## What this task involves
Leaving out the pictures, output each record exactly as it stands.

(Dataset extract)

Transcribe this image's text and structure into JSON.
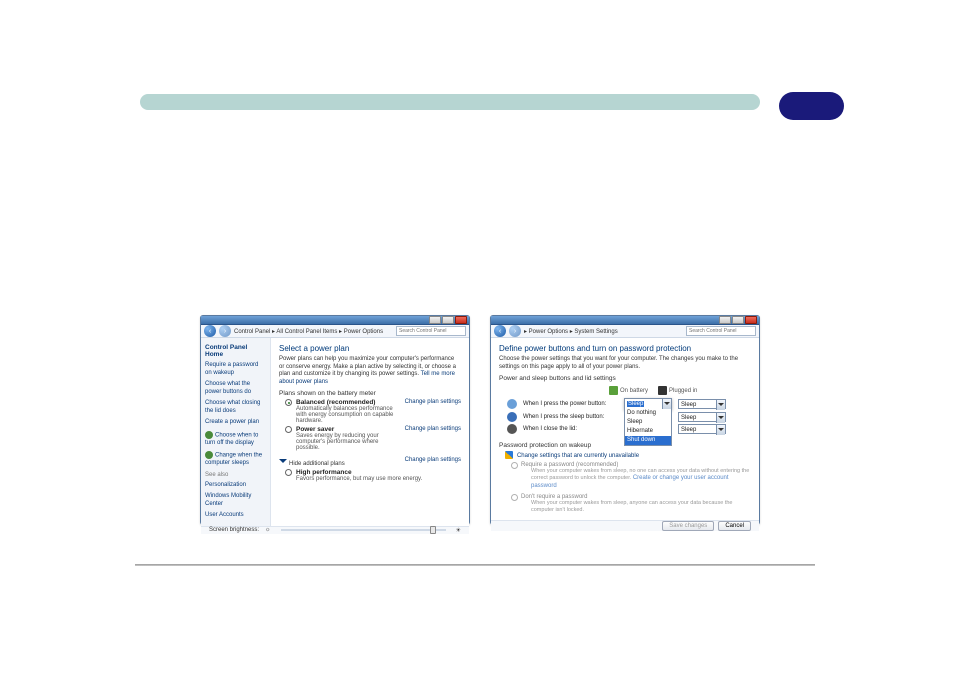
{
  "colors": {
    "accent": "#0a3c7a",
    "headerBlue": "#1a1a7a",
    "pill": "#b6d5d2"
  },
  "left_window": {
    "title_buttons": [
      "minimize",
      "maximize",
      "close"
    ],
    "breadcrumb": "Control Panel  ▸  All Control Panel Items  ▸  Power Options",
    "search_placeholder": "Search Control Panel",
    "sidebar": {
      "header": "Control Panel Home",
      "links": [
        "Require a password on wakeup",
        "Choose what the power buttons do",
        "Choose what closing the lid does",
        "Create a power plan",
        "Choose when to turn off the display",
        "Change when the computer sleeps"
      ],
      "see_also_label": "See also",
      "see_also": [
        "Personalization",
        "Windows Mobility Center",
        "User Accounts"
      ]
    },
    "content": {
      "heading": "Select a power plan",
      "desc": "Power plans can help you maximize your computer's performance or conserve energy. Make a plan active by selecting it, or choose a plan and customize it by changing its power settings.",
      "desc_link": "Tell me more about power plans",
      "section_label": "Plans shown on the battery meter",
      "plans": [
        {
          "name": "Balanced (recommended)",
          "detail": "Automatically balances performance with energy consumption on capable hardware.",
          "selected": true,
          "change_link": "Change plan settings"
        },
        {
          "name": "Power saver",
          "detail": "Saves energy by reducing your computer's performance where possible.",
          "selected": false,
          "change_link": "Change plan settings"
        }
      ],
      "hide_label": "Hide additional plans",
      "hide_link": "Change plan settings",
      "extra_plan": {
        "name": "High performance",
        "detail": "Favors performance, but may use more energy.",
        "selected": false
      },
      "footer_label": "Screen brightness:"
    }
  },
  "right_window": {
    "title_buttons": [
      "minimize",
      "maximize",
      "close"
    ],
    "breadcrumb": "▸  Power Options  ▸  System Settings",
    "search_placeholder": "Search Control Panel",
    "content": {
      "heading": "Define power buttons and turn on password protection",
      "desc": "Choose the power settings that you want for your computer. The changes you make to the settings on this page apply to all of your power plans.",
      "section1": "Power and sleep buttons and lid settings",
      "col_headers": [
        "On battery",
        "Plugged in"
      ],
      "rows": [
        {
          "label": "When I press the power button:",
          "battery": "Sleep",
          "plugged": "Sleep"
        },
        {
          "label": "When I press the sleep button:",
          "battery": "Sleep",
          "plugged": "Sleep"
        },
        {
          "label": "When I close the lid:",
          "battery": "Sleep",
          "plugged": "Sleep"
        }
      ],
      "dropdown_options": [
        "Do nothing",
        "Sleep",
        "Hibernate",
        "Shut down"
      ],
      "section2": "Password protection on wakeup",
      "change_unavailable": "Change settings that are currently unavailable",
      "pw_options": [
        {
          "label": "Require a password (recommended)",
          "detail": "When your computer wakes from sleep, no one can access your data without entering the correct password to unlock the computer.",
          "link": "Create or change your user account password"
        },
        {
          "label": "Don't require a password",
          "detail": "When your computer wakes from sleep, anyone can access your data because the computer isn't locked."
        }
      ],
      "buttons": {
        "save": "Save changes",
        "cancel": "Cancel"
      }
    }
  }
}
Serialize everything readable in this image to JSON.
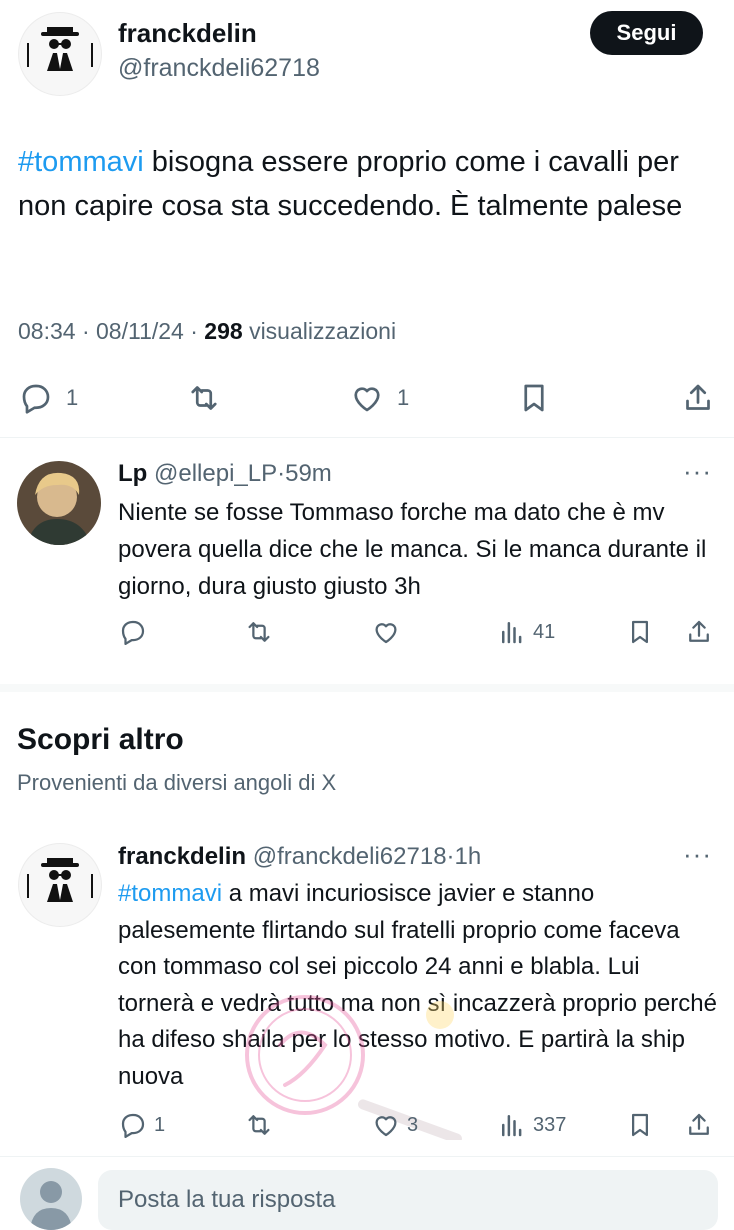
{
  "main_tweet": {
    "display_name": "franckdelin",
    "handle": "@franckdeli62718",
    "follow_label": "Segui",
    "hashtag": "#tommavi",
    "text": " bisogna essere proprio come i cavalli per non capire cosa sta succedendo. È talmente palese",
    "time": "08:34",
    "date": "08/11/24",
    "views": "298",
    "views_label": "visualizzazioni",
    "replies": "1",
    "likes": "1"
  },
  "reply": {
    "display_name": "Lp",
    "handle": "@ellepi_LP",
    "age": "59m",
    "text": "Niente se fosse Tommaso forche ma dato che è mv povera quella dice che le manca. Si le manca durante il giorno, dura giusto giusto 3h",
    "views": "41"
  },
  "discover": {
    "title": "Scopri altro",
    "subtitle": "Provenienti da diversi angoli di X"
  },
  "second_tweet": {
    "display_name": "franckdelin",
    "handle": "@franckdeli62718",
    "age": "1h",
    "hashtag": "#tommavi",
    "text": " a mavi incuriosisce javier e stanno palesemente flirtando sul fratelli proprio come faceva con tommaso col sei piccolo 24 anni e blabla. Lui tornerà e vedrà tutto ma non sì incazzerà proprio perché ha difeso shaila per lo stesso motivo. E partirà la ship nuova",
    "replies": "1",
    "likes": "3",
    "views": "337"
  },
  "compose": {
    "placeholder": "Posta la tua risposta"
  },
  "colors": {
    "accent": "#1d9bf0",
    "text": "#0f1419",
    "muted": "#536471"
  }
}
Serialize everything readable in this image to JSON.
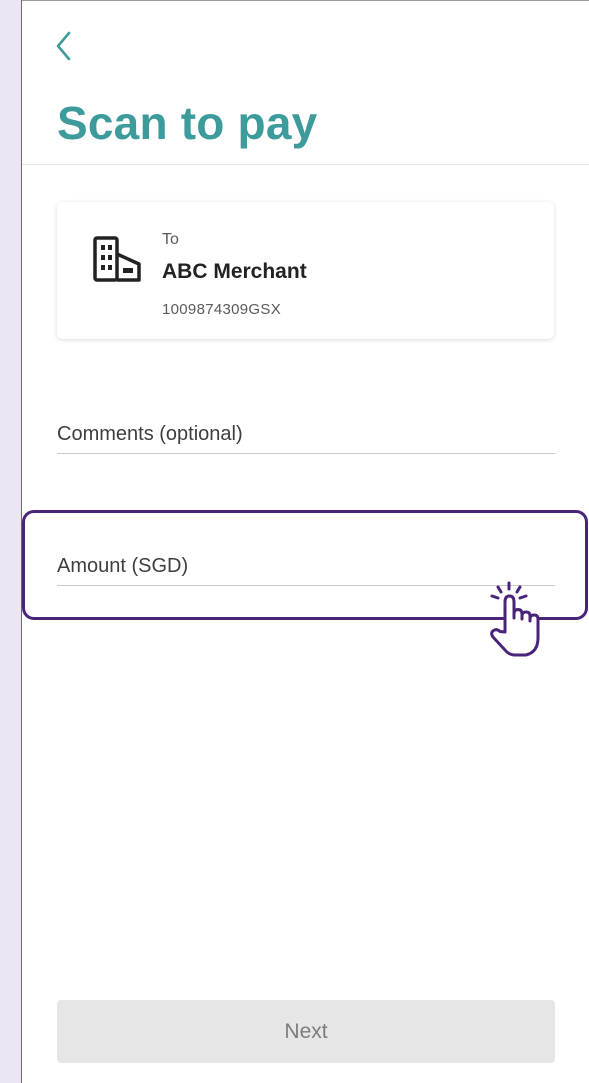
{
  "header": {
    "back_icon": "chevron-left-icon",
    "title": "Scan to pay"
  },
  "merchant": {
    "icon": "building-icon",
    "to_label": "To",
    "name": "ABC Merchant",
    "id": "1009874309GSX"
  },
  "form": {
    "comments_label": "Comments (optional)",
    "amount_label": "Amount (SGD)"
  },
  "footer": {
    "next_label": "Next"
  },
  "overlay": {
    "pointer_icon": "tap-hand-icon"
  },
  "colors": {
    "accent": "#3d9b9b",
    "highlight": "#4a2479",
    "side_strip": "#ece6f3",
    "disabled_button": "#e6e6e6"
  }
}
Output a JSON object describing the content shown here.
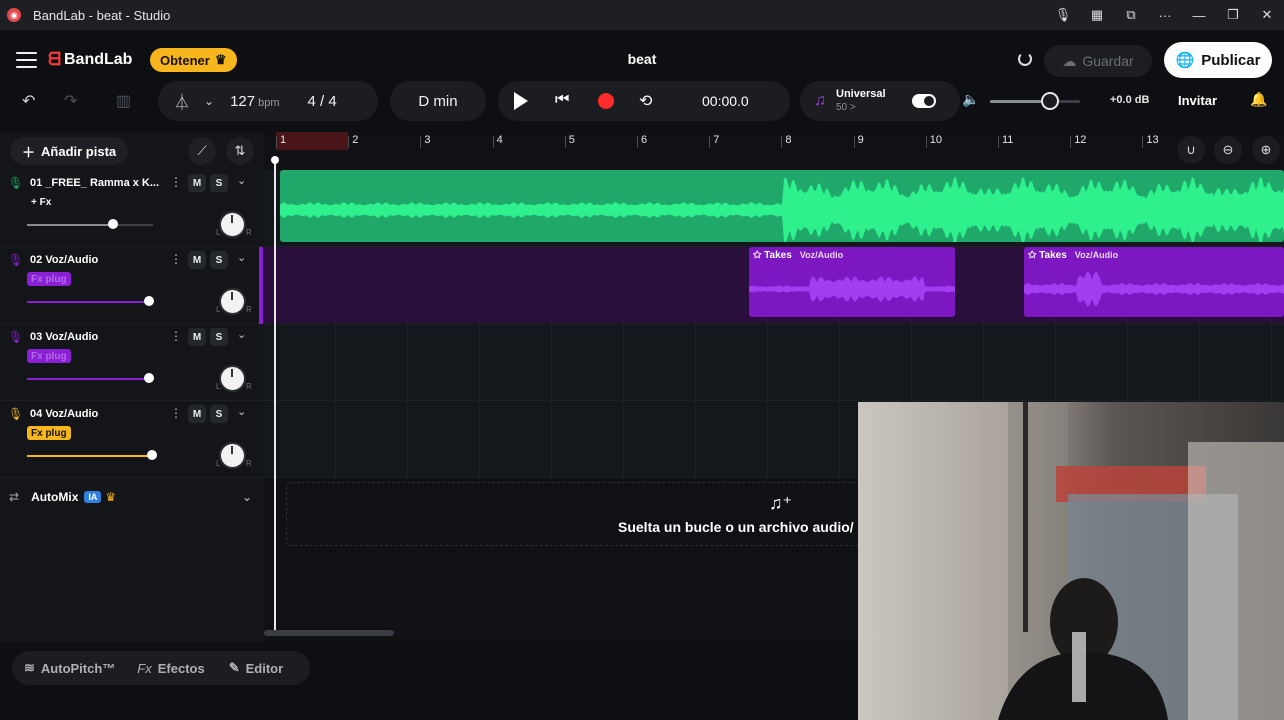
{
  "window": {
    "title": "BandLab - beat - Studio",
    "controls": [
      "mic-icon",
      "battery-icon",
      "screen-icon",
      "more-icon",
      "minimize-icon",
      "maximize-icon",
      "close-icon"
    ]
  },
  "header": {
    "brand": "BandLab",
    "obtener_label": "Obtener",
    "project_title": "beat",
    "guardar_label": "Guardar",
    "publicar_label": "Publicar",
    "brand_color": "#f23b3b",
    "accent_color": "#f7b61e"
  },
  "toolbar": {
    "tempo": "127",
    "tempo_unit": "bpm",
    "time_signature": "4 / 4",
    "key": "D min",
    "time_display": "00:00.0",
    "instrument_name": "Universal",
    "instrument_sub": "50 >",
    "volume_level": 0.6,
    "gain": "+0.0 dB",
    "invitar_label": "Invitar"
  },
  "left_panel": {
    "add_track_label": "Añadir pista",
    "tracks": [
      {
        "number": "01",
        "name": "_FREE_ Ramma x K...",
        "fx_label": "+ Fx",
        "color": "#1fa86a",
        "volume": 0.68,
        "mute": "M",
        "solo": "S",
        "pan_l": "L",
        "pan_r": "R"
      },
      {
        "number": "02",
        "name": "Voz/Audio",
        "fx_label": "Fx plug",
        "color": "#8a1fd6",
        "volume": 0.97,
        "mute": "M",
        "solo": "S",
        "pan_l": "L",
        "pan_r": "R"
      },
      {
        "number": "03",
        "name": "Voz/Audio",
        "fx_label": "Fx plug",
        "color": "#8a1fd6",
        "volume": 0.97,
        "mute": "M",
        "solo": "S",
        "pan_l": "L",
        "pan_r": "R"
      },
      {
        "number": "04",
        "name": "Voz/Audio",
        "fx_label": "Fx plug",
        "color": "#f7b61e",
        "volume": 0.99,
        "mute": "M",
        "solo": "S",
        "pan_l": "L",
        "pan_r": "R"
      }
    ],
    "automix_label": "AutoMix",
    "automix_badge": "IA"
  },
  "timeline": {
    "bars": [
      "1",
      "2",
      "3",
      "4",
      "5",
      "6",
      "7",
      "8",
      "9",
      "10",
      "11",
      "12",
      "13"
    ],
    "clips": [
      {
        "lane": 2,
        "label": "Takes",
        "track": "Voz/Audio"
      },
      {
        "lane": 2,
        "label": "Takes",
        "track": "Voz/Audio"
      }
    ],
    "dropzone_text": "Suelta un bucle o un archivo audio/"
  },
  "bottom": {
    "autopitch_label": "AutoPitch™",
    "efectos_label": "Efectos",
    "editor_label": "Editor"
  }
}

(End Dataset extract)

## Output for this task
Transcribe this image's text and structure into JSON.
{
  "colors": {
    "accent": "#0a3c7a",
    "headerBlue": "#1a1a7a",
    "pill": "#b6d5d2"
  },
  "left_window": {
    "title_buttons": [
      "minimize",
      "maximize",
      "close"
    ],
    "breadcrumb": "Control Panel  ▸  All Control Panel Items  ▸  Power Options",
    "search_placeholder": "Search Control Panel",
    "sidebar": {
      "header": "Control Panel Home",
      "links": [
        "Require a password on wakeup",
        "Choose what the power buttons do",
        "Choose what closing the lid does",
        "Create a power plan",
        "Choose when to turn off the display",
        "Change when the computer sleeps"
      ],
      "see_also_label": "See also",
      "see_also": [
        "Personalization",
        "Windows Mobility Center",
        "User Accounts"
      ]
    },
    "content": {
      "heading": "Select a power plan",
      "desc": "Power plans can help you maximize your computer's performance or conserve energy. Make a plan active by selecting it, or choose a plan and customize it by changing its power settings.",
      "desc_link": "Tell me more about power plans",
      "section_label": "Plans shown on the battery meter",
      "plans": [
        {
          "name": "Balanced (recommended)",
          "detail": "Automatically balances performance with energy consumption on capable hardware.",
          "selected": true,
          "change_link": "Change plan settings"
        },
        {
          "name": "Power saver",
          "detail": "Saves energy by reducing your computer's performance where possible.",
          "selected": false,
          "change_link": "Change plan settings"
        }
      ],
      "hide_label": "Hide additional plans",
      "hide_link": "Change plan settings",
      "extra_plan": {
        "name": "High performance",
        "detail": "Favors performance, but may use more energy.",
        "selected": false
      },
      "footer_label": "Screen brightness:"
    }
  },
  "right_window": {
    "title_buttons": [
      "minimize",
      "maximize",
      "close"
    ],
    "breadcrumb": "▸  Power Options  ▸  System Settings",
    "search_placeholder": "Search Control Panel",
    "content": {
      "heading": "Define power buttons and turn on password protection",
      "desc": "Choose the power settings that you want for your computer. The changes you make to the settings on this page apply to all of your power plans.",
      "section1": "Power and sleep buttons and lid settings",
      "col_headers": [
        "On battery",
        "Plugged in"
      ],
      "rows": [
        {
          "label": "When I press the power button:",
          "battery": "Sleep",
          "plugged": "Sleep"
        },
        {
          "label": "When I press the sleep button:",
          "battery": "Sleep",
          "plugged": "Sleep"
        },
        {
          "label": "When I close the lid:",
          "battery": "Sleep",
          "plugged": "Sleep"
        }
      ],
      "dropdown_options": [
        "Do nothing",
        "Sleep",
        "Hibernate",
        "Shut down"
      ],
      "section2": "Password protection on wakeup",
      "change_unavailable": "Change settings that are currently unavailable",
      "pw_options": [
        {
          "label": "Require a password (recommended)",
          "detail": "When your computer wakes from sleep, no one can access your data without entering the correct password to unlock the computer.",
          "link": "Create or change your user account password"
        },
        {
          "label": "Don't require a password",
          "detail": "When your computer wakes from sleep, anyone can access your data because the computer isn't locked."
        }
      ],
      "buttons": {
        "save": "Save changes",
        "cancel": "Cancel"
      }
    }
  }
}
Serialize everything readable in this image to JSON.
{
  "main_tweet": {
    "display_name": "franckdelin",
    "handle": "@franckdeli62718",
    "follow_label": "Segui",
    "hashtag": "#tommavi",
    "text": " bisogna essere proprio come i cavalli per non capire cosa sta succedendo. È talmente palese",
    "time": "08:34",
    "date": "08/11/24",
    "views": "298",
    "views_label": "visualizzazioni",
    "replies": "1",
    "likes": "1"
  },
  "reply": {
    "display_name": "Lp",
    "handle": "@ellepi_LP",
    "age": "59m",
    "text": "Niente se fosse Tommaso forche ma dato che è mv povera quella dice che le manca. Si le manca durante il giorno, dura giusto giusto 3h",
    "views": "41"
  },
  "discover": {
    "title": "Scopri altro",
    "subtitle": "Provenienti da diversi angoli di X"
  },
  "second_tweet": {
    "display_name": "franckdelin",
    "handle": "@franckdeli62718",
    "age": "1h",
    "hashtag": "#tommavi",
    "text": " a mavi incuriosisce javier e stanno palesemente flirtando sul fratelli proprio come faceva con tommaso col sei piccolo 24 anni e blabla. Lui tornerà e vedrà tutto ma non sì incazzerà proprio perché ha difeso shaila per lo stesso motivo. E partirà la ship nuova",
    "replies": "1",
    "likes": "3",
    "views": "337"
  },
  "compose": {
    "placeholder": "Posta la tua risposta"
  },
  "colors": {
    "accent": "#1d9bf0",
    "text": "#0f1419",
    "muted": "#536471"
  }
}
Serialize everything readable in this image to JSON.
{
  "header": {
    "back_icon": "chevron-left-icon",
    "title": "Scan to pay"
  },
  "merchant": {
    "icon": "building-icon",
    "to_label": "To",
    "name": "ABC Merchant",
    "id": "1009874309GSX"
  },
  "form": {
    "comments_label": "Comments (optional)",
    "amount_label": "Amount (SGD)"
  },
  "footer": {
    "next_label": "Next"
  },
  "overlay": {
    "pointer_icon": "tap-hand-icon"
  },
  "colors": {
    "accent": "#3d9b9b",
    "highlight": "#4a2479",
    "side_strip": "#ece6f3",
    "disabled_button": "#e6e6e6"
  }
}
Output a JSON object describing the content shown here.
{
  "window": {
    "title": "BandLab - beat - Studio",
    "controls": [
      "mic-icon",
      "battery-icon",
      "screen-icon",
      "more-icon",
      "minimize-icon",
      "maximize-icon",
      "close-icon"
    ]
  },
  "header": {
    "brand": "BandLab",
    "obtener_label": "Obtener",
    "project_title": "beat",
    "guardar_label": "Guardar",
    "publicar_label": "Publicar",
    "brand_color": "#f23b3b",
    "accent_color": "#f7b61e"
  },
  "toolbar": {
    "tempo": "127",
    "tempo_unit": "bpm",
    "time_signature": "4 / 4",
    "key": "D min",
    "time_display": "00:00.0",
    "instrument_name": "Universal",
    "instrument_sub": "50 >",
    "volume_level": 0.6,
    "gain": "+0.0 dB",
    "invitar_label": "Invitar"
  },
  "left_panel": {
    "add_track_label": "Añadir pista",
    "tracks": [
      {
        "number": "01",
        "name": "_FREE_ Ramma x K...",
        "fx_label": "+ Fx",
        "color": "#1fa86a",
        "volume": 0.68,
        "mute": "M",
        "solo": "S",
        "pan_l": "L",
        "pan_r": "R"
      },
      {
        "number": "02",
        "name": "Voz/Audio",
        "fx_label": "Fx plug",
        "color": "#8a1fd6",
        "volume": 0.97,
        "mute": "M",
        "solo": "S",
        "pan_l": "L",
        "pan_r": "R"
      },
      {
        "number": "03",
        "name": "Voz/Audio",
        "fx_label": "Fx plug",
        "color": "#8a1fd6",
        "volume": 0.97,
        "mute": "M",
        "solo": "S",
        "pan_l": "L",
        "pan_r": "R"
      },
      {
        "number": "04",
        "name": "Voz/Audio",
        "fx_label": "Fx plug",
        "color": "#f7b61e",
        "volume": 0.99,
        "mute": "M",
        "solo": "S",
        "pan_l": "L",
        "pan_r": "R"
      }
    ],
    "automix_label": "AutoMix",
    "automix_badge": "IA"
  },
  "timeline": {
    "bars": [
      "1",
      "2",
      "3",
      "4",
      "5",
      "6",
      "7",
      "8",
      "9",
      "10",
      "11",
      "12",
      "13"
    ],
    "clips": [
      {
        "lane": 2,
        "label": "Takes",
        "track": "Voz/Audio"
      },
      {
        "lane": 2,
        "label": "Takes",
        "track": "Voz/Audio"
      }
    ],
    "dropzone_text": "Suelta un bucle o un archivo audio/"
  },
  "bottom": {
    "autopitch_label": "AutoPitch™",
    "efectos_label": "Efectos",
    "editor_label": "Editor"
  }
}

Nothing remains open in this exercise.